Los Angeles County's Board of Supervisors declared a state of emergency over a massive natural gas leak above Porter Ranch Tuesday, but state officials balked at the idea.
The methane leaking from Southern California Gas Company's Aliso Canyon natural gas storage field has displaced nearly 2,000 Porter Ranch families so far. They've been driven out by the smell of an odorizing agent added to the natural gas, by illnesses such as nosebleeds and headaches, or by concerns for health risks.
Assemblyman Scott Wilk, (R-Santa Clarita) and some residents had previously called on Governor Brown to declare a state emergency.
However, the leak does not fit the criteria for a state emergency declaration, said Dan Bout, assistant response director for the Governor's Office of Emergency Services.
That's because Southern California Gas Company has been paying most of the expenses related to the leak, including temporary housing and the cost of calling in experts to stem the leak, Bout said. Also, the state's Division of Oil, Gas and Geothermal Resources has the necessary oversight over the well and its operators. It would not need special authority from the state.
At Tuesday's meeting, Supervisor Michael Antonovich proposed the county declare an emergency, chastising SoCal Gas for allowing the rotten-egg-smelling vapor that has periodically rolled through Porter Ranch and driven people from their homes over Thanksgiving and other holidays.
County health officials have said short-term exposure to natural gas isn't likely to cause health problems. The sulphur-smelling odorant added to natural gas so it can be detected is called Mercaptans. That, too, carries a low risk, but is unpleasant to smell and can cause the headaches, nausea and other health problems.
More than 4,000 households have requested temporary housing to get away from the smell and potential health risks, Antonovich said. Of those nearly 1,700 have been relocated and another 1,200 applications were in progress.
In addition to paying for temporary housing, Southern California Gas Co has offered to install air purifiers in Porter Ranch homes affected by the gas leak.
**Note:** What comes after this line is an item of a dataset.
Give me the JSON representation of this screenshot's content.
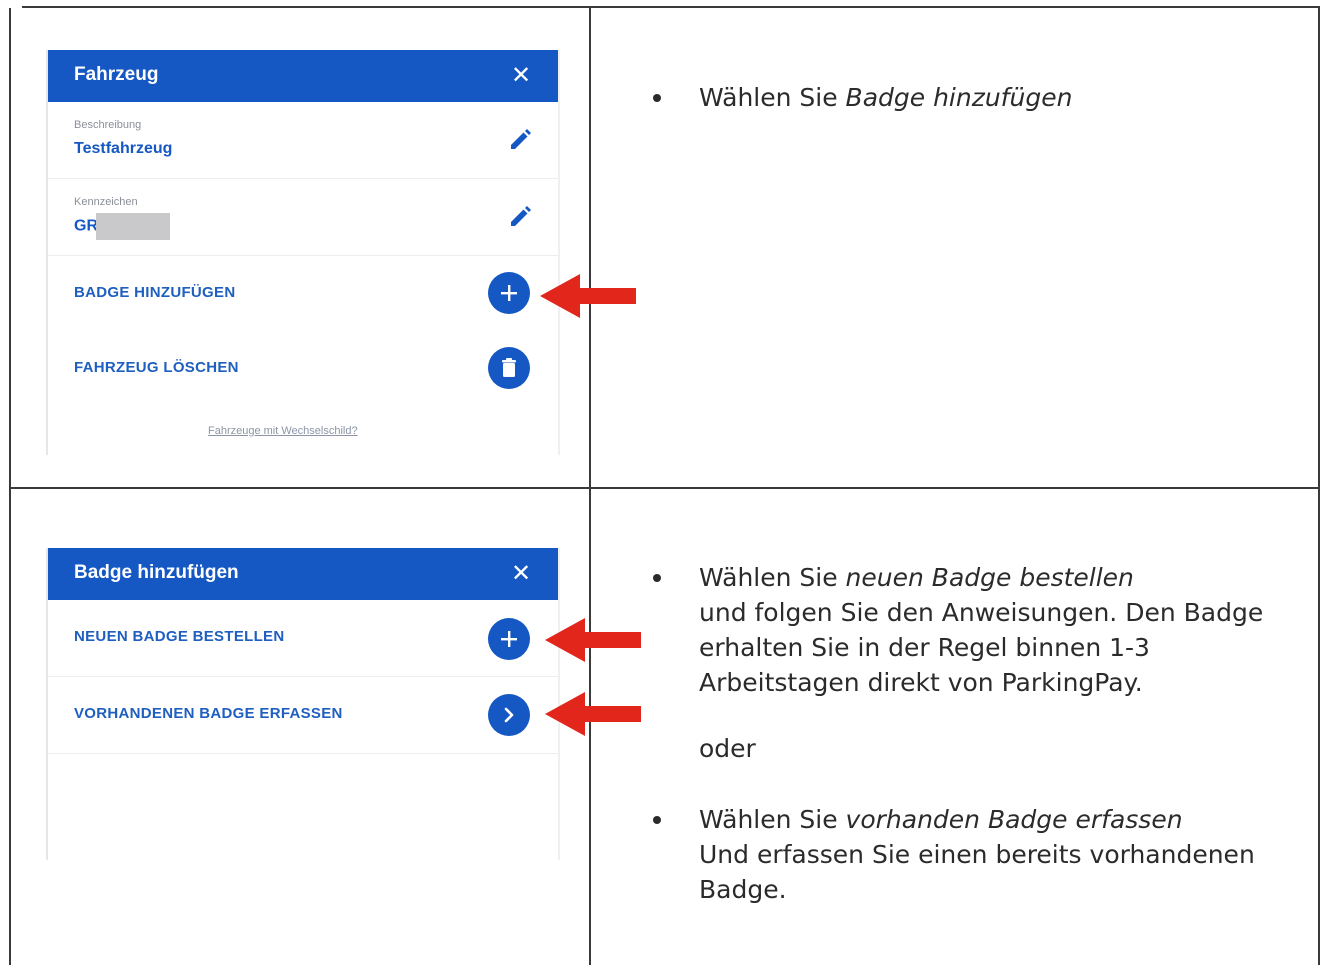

In a conference call by state officials with reporters, Steve Bohlen of the Division of Oil, Gas and Geothermal Resources said the state had found no reason to cite SoCal Gas for any violation. Michael Picker, president of the state Public Utilities Commission, said his agency was investigating whether SoCal Gas fully informed the public about activities on the vast, 3,600-acre gas storage site in the Santa Susana Mountains.